Class D Amplifier receives music at line-level from the Teensy and boosts it to a higher amplitude before sending the music to the driver. The amplifier is designed for stereo, 4Ω drivers. The TPA3122D2N class D chip  is used, which provides mute, shutdown, and gain controls that are set using Teensy’s GPIO.
Power System receives 18VDC, 49W from a wall AC/DC adapter, selected for the class D amplifier’s power requirement. This is reduced to 9VDC through a linear voltage regulator to power the preamplifier.
Bypass option is available for both the input and the output of the system, allowing users to apply the echo cancellation algorithm to any other smart speaker system. Users may connect their own microphone and preamp at the input, or their own amplifier and driver at the output.
End-to-End Processing Latency: Time elapsed between when the signal is received by Teensy and when it is processed and ready to be output.

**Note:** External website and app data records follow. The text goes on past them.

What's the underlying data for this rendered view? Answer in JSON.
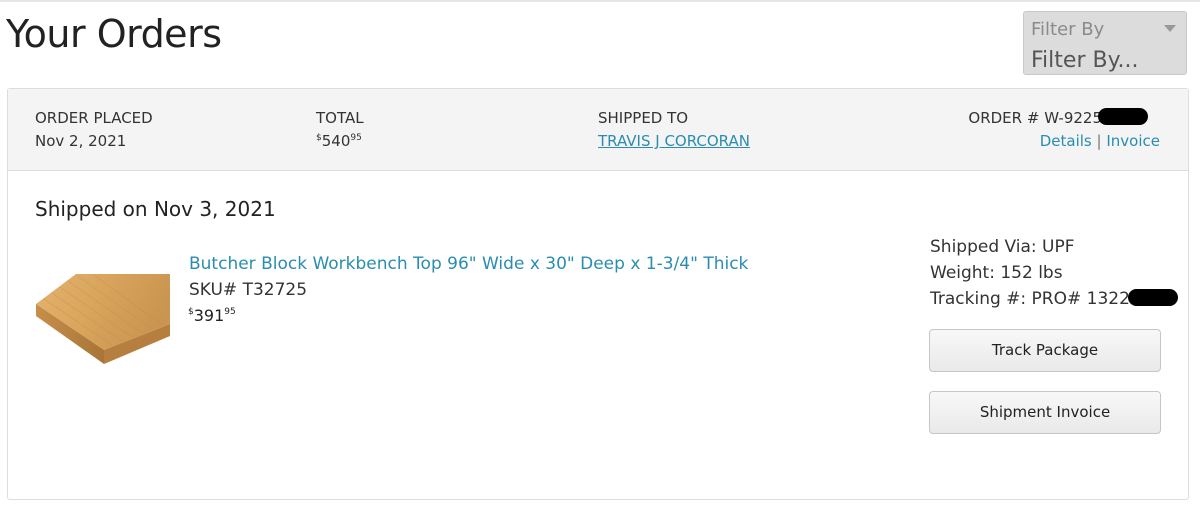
{
  "page": {
    "title": "Your Orders"
  },
  "filter": {
    "label": "Filter By",
    "value": "Filter By..."
  },
  "order": {
    "placed_label": "ORDER PLACED",
    "placed_date": "Nov 2, 2021",
    "total_label": "TOTAL",
    "total": {
      "currency": "$",
      "whole": "540",
      "cents": "95"
    },
    "shipped_to_label": "SHIPPED TO",
    "shipped_to": "TRAVIS J CORCORAN",
    "order_number_label": "ORDER # W-9225",
    "details_link": "Details",
    "separator": "|",
    "invoice_link": "Invoice"
  },
  "shipment": {
    "shipped_on": "Shipped on Nov 3, 2021",
    "via": "Shipped Via: UPF",
    "weight": "Weight: 152 lbs",
    "tracking": "Tracking #: PRO# 1322",
    "track_button": "Track Package",
    "invoice_button": "Shipment Invoice"
  },
  "product": {
    "title": "Butcher Block Workbench Top 96\" Wide x 30\" Deep x 1-3/4\" Thick",
    "sku": "SKU# T32725",
    "price": {
      "currency": "$",
      "whole": "391",
      "cents": "95"
    },
    "image_icon": "butcher-block-image"
  },
  "colors": {
    "link": "#2a8db0",
    "header_bg": "#f4f4f4",
    "redaction": "#000000"
  }
}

Music Reduction Quality: Difference in the level of music interference between processed and unprocessed signal.
Word Error Rate (WER) : Percentage of words that are not correctly recognized by automatic speech recognition (ASR) system on the host device. OpenAI Whisper  was selected as the ASR system.
Flatness of Frequency Response: Identify any boost or attenuation in the audio frequency range as introduced by the hardware system.
Ripple/Output Noise: Noise introduced to output signal by components of amplifiers.
End-to-end Processing Latency: 2 frames of audio (5.8 ms).
Music Reduction Quality: music reduction quality significantly improved (as can be heared in the above demo)
Word Error Rate (WER): In software simulation, we achieved comparable WER to clean speech level, around 3%. During in-the-wild experiments on real-world collected data, we noticed that although WER is significantly improved, some part of speech is still recognized as non-speech, therefore not transcribed. We suspect this has something to do with the non-linearity of the system.
We would like to thank Michael Heilemann, Daniel (Dan) Phinney, Sarah Smith, Joseph (Tre) DiPassio III, Paul Osborme, Seth Roberts, Sanaa Finley, Alex Kim, Cassius (Cash) Close, and Jessica (Jessa) Luo for their generous mentorship, guidance, and support.
“Teensy audio library,” PJRC. [Online]. Available: https://www.pjrc.com/teensy/td_libs_Audio.html. [Accessed: 26-Apr-2023].
“15-W STEREO CLASS-D AUDIO POWER AMPLIFIER,” Texas Instruments, 2007. [Online]. Available: https://www.ti.com/lit/ds/symlink/tpa3122d2.pdf. [Accessed: 30-Jan-2023]
 R. Elliott, “Piezo Pickup Preamplifiers,” Elliott Sound Products, Mar-2020. [Online]. Available: https://sound-au.com/project202.htm. [Accessed: 13-Nov-2022].
 A. Radford, J. W. Kim, T. Xu, G. Brockman, C. McLeavey, and I. Sutskever, “Robust Speech Recognition via Large-Scale Weak Supervision.” arXiv, Dec. 06, 2022. Accessed: Apr. 26, 2023. [Online].